App and web page records:

★ ★ ★ ★

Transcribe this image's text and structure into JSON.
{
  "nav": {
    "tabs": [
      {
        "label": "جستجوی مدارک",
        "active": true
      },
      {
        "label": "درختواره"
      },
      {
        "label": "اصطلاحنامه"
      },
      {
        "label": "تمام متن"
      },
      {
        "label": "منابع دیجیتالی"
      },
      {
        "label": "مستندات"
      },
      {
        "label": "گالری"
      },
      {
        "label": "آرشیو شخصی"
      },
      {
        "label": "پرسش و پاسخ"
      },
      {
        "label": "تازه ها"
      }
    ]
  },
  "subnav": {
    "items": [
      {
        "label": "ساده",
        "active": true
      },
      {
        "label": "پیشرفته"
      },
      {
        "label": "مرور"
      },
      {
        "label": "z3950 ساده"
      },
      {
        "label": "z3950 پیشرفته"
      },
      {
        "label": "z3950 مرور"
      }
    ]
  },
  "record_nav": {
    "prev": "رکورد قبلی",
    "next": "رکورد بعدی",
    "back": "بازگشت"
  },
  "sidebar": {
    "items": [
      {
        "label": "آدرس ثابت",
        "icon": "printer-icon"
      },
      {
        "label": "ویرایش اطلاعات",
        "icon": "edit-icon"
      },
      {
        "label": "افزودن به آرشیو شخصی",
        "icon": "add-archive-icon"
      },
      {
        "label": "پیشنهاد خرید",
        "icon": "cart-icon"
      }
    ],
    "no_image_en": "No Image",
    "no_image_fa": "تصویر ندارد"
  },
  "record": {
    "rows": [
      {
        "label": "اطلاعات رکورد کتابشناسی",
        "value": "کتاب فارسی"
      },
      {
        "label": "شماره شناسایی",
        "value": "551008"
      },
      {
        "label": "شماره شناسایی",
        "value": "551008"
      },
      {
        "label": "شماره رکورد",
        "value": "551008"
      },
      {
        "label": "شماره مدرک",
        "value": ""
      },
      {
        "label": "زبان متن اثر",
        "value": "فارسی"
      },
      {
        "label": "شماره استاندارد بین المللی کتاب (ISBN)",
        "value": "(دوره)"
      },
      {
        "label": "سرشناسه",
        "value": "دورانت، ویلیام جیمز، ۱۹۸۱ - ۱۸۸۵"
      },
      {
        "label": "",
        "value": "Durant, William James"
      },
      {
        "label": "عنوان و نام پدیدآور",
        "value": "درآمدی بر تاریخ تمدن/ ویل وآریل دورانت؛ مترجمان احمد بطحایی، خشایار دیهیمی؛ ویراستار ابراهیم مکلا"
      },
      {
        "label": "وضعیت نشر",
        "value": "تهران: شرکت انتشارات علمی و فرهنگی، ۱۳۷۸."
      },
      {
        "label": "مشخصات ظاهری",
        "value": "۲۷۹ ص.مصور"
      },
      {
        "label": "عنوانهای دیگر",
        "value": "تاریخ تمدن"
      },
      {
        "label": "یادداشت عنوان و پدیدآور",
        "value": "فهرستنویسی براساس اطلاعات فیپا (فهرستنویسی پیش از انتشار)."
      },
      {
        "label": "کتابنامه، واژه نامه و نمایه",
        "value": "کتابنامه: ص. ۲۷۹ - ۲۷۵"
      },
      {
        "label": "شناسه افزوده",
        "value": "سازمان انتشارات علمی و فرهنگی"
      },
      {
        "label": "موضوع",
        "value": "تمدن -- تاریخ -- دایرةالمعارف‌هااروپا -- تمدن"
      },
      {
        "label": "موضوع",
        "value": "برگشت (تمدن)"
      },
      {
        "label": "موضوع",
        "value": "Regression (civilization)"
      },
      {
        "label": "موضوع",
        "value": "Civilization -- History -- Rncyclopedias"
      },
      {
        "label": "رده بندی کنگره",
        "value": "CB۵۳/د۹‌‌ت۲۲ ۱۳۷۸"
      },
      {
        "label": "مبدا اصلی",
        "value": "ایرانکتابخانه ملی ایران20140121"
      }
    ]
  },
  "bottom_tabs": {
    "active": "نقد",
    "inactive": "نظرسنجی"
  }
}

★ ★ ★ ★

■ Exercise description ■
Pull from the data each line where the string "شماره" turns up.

■ Task result ■
        "label": "شماره شناسایی",
        "label": "شماره شناسایی",
        "label": "شماره رکورد",
        "label": "شماره مدرک",
        "label": "شماره استاندارد بین المللی کتاب (ISBN)",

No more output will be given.